__WHAT IS BEING ASKED__. Each line in the entries below that holds the string "tower" must be copied.

===============

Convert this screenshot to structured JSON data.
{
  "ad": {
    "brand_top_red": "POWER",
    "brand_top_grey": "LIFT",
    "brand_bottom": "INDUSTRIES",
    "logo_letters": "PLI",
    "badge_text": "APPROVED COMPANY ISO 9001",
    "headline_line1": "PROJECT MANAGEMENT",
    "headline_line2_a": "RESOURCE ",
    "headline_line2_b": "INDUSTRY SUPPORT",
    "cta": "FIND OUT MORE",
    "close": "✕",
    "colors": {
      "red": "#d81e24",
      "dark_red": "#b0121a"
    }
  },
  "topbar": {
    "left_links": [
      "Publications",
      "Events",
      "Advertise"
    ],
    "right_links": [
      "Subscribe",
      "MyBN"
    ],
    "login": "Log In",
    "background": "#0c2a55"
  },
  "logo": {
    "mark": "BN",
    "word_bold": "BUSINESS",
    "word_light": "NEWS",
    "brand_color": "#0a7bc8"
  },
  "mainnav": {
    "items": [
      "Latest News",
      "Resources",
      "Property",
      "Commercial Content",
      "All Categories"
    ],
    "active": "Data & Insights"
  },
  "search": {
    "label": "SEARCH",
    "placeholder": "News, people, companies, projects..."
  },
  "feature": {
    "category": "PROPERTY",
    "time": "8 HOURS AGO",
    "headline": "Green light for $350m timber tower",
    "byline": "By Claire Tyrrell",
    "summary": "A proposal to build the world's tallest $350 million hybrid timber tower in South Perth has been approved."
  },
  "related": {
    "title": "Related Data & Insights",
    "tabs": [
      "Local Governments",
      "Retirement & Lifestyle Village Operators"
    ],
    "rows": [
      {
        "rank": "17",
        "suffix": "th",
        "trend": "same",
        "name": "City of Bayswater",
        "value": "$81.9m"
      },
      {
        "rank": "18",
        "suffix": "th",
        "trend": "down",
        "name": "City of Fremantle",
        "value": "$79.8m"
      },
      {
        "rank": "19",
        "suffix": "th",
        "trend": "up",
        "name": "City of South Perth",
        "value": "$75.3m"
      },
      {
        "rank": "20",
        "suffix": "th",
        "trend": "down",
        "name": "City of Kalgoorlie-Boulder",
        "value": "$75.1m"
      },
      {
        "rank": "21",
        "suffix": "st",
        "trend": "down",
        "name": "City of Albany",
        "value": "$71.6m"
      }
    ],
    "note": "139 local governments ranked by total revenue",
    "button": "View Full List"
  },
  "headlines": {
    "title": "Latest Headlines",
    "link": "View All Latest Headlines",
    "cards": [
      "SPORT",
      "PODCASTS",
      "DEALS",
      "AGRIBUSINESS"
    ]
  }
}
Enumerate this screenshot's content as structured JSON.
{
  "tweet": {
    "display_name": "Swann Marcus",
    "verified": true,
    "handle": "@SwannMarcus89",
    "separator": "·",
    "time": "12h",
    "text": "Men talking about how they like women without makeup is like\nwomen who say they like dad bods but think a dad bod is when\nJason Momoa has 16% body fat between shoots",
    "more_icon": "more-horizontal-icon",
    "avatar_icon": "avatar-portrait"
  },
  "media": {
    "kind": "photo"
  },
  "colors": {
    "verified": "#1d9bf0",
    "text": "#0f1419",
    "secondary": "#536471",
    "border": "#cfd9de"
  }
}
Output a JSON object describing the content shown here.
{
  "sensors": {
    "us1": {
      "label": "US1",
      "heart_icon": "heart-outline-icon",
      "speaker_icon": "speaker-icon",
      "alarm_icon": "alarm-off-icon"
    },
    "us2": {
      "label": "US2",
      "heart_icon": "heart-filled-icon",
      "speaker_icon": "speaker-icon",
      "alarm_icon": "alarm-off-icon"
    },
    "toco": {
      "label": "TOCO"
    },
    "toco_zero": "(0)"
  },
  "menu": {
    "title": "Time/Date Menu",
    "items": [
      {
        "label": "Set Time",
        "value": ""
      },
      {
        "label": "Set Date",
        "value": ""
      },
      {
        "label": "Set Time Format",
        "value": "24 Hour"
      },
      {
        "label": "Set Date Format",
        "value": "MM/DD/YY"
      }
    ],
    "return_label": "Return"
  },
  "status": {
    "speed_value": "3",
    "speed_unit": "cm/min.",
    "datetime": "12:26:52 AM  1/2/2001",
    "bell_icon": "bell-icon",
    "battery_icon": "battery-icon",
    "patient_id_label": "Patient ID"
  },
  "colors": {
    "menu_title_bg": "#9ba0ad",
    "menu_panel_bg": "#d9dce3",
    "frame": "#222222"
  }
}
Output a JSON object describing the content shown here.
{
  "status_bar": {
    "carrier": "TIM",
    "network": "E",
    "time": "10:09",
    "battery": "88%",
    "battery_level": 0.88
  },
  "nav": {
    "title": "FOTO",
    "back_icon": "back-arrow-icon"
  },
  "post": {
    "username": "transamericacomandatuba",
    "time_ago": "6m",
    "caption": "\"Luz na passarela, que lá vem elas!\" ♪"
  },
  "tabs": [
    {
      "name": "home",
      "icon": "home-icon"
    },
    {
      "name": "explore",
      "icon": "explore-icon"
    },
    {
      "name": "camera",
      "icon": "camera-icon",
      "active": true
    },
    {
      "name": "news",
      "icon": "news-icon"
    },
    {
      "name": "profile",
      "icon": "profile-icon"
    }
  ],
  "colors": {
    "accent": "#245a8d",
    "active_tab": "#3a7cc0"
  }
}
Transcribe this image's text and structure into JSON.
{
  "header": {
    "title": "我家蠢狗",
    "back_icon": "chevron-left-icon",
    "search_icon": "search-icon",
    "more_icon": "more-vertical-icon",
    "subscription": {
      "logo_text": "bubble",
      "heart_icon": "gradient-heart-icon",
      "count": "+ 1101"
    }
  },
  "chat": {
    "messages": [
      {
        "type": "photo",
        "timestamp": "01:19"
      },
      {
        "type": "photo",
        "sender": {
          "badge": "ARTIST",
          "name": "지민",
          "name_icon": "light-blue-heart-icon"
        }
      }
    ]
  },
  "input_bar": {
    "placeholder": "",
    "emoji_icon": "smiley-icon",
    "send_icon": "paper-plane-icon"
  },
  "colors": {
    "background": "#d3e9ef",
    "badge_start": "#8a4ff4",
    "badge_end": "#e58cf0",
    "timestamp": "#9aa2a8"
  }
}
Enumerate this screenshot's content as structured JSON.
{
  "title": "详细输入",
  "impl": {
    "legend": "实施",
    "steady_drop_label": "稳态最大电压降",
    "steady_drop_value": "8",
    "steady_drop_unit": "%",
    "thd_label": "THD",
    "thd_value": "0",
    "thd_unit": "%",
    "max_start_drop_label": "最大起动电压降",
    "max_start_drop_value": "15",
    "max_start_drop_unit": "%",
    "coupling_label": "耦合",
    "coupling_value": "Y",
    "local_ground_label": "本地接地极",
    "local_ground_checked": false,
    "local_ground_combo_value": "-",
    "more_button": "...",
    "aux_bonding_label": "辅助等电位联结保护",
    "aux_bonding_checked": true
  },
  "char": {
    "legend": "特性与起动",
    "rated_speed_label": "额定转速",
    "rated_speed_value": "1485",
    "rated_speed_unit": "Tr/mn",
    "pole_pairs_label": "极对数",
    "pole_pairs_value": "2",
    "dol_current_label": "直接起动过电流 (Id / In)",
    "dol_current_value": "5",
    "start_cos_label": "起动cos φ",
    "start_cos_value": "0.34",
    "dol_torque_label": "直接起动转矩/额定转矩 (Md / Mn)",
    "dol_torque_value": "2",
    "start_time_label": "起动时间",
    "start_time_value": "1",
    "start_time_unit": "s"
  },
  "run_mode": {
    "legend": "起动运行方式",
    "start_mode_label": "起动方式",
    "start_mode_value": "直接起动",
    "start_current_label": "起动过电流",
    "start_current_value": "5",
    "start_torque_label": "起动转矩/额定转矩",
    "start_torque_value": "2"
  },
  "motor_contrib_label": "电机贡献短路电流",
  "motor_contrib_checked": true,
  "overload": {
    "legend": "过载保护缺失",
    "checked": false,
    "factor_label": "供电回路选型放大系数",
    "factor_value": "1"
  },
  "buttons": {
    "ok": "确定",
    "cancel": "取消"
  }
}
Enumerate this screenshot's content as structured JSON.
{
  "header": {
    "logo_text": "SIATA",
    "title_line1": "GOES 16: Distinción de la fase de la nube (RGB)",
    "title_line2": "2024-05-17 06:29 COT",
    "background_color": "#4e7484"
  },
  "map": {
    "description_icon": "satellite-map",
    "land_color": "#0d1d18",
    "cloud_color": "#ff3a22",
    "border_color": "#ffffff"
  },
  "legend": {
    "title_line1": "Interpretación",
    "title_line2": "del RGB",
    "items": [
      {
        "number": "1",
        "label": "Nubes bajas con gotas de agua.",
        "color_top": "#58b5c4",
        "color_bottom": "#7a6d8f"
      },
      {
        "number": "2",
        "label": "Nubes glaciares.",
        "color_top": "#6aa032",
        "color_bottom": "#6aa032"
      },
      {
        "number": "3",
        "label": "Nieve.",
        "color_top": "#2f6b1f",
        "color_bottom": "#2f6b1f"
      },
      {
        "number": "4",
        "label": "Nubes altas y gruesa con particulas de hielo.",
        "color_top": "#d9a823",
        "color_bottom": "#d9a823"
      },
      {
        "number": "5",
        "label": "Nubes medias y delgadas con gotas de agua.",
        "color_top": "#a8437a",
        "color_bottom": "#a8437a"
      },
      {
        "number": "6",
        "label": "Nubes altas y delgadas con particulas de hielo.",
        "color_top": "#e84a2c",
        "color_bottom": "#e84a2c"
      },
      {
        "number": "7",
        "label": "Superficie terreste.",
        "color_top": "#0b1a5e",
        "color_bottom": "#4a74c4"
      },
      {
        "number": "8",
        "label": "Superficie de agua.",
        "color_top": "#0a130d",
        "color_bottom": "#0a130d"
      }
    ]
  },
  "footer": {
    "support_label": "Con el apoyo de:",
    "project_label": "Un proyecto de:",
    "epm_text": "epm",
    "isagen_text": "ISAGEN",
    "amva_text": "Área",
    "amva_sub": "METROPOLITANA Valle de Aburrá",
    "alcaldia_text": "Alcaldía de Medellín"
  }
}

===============

__ANSWER TO THIS PROBLEM__.
    "headline": "Green light for $350m timber tower",
    "summary": "A proposal to build the world's tallest $350 million hybrid timber tower in South Perth has been approved."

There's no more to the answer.